Giant Toad - Bufo marinus (invasive)
woodpecker with bubble popping sound
Description & Identification:
Extremely large, reaching up to 6" (15cm). Dorsum usually brown or grayish with occasional cream spots scattered over the back, sides, and legs; back and legs covered with spiny warts; underside is creamy yellow, sometimes flecked with black; parotoid are large, extending over the shoulders.
Eggs are laid in two strings on the surface or are wrapped around objects in the water; laid from late spring into summer in temporay pools and roadside ditches; hatch in approximately 3 days. Tadpoles are jet black above and silvery white with black spots below. Metamorphose in 45-50 days.

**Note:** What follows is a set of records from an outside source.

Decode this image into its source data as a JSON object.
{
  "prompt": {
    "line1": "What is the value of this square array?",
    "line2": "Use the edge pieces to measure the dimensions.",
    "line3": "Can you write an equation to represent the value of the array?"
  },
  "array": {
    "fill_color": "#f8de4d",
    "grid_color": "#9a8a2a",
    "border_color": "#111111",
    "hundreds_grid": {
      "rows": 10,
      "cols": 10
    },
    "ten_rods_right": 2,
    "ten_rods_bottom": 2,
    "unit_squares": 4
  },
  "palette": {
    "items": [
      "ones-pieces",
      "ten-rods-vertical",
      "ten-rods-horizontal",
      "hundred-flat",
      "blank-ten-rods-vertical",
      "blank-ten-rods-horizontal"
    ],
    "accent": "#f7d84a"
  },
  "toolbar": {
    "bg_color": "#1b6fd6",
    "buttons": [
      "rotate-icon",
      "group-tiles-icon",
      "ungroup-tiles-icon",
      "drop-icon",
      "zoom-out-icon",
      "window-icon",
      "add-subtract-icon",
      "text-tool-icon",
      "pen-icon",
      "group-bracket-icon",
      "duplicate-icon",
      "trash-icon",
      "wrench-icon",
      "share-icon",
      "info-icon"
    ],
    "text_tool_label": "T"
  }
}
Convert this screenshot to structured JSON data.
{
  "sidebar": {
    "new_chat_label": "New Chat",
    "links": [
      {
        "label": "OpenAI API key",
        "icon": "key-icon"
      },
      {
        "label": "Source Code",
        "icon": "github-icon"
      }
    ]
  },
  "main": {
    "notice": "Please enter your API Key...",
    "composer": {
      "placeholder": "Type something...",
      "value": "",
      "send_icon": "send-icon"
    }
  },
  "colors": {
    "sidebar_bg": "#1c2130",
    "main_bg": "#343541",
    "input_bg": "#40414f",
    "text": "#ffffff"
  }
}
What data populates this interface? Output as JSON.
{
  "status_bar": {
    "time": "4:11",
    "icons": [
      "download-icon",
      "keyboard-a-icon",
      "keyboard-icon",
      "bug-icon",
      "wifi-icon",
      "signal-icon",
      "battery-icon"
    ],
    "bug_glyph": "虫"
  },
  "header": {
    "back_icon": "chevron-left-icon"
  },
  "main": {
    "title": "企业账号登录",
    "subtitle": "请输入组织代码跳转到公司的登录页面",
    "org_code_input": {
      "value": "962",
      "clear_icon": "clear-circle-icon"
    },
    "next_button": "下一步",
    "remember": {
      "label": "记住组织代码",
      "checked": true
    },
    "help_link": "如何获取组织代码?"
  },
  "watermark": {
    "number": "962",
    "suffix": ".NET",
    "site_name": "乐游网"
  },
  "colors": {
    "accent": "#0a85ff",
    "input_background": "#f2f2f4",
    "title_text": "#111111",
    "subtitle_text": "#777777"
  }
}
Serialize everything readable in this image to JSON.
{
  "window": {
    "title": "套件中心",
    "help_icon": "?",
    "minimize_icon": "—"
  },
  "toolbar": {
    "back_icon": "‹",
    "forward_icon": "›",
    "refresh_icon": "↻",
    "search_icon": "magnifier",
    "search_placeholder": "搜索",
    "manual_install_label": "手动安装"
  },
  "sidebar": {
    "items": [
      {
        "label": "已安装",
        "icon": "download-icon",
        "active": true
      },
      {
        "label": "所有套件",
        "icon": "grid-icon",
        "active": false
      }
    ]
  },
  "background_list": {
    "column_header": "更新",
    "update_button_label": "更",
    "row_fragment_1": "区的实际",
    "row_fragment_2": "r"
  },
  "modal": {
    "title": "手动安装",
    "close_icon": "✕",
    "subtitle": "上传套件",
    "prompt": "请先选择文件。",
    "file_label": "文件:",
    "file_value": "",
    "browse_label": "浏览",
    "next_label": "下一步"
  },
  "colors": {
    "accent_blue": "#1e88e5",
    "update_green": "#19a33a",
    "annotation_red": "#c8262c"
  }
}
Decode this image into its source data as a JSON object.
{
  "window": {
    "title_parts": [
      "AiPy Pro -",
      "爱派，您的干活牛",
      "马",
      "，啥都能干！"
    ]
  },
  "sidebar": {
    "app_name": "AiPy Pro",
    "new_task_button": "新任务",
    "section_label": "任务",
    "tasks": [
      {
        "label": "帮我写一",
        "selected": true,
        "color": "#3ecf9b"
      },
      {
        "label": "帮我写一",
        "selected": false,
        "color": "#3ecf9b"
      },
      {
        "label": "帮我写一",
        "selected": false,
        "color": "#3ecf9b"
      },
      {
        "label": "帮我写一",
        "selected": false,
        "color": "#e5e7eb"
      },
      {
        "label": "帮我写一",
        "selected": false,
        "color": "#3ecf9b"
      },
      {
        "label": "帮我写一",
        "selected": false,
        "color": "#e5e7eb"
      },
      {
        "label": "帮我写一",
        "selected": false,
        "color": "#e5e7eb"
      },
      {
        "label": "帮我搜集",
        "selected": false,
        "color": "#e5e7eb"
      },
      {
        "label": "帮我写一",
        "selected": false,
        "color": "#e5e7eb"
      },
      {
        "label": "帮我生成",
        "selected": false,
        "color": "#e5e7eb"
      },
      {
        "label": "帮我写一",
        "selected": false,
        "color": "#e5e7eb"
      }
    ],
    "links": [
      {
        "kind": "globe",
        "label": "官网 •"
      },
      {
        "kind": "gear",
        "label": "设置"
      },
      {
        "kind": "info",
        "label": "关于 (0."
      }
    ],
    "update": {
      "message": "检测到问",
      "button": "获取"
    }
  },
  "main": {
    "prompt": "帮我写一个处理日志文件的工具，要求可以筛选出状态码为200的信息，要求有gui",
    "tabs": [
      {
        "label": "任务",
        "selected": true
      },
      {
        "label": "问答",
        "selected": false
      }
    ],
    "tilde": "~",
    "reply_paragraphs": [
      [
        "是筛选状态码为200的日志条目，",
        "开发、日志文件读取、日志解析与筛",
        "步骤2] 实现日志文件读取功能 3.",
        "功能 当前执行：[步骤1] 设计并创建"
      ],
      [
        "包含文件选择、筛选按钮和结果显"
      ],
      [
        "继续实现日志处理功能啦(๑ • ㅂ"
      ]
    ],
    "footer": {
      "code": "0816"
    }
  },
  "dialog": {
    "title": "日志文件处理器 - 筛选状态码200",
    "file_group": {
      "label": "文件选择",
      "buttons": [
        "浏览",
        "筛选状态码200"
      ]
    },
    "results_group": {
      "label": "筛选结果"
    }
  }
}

Habitat & Behaviors:
This non-indigenous toad was initially introduced into sugar cane fields of south Florida in an effort to control insects but it is now well established and expanding into urban areas of central Florida. This toad may be found in temporary pools of water or roadside ditches and is commonly seen around suburban street lights. These toads will not only eat insects but may consume dog or cat food. Their parotoid glands contain a potent bufotoxin which if ingested will cause illness or death.
Southern toad has two ridges behind the eyes that end in bulbs in front of the parotoid glands. Oak toad is tiny, has an orange stripe down the center of the back, and small parotoid glands.
A deep, sluggish trill, somewhat resembling a bubbly woodpecker; generally call from urban areas; throughout the year, especially during warm, wet periods from early spring to autumn.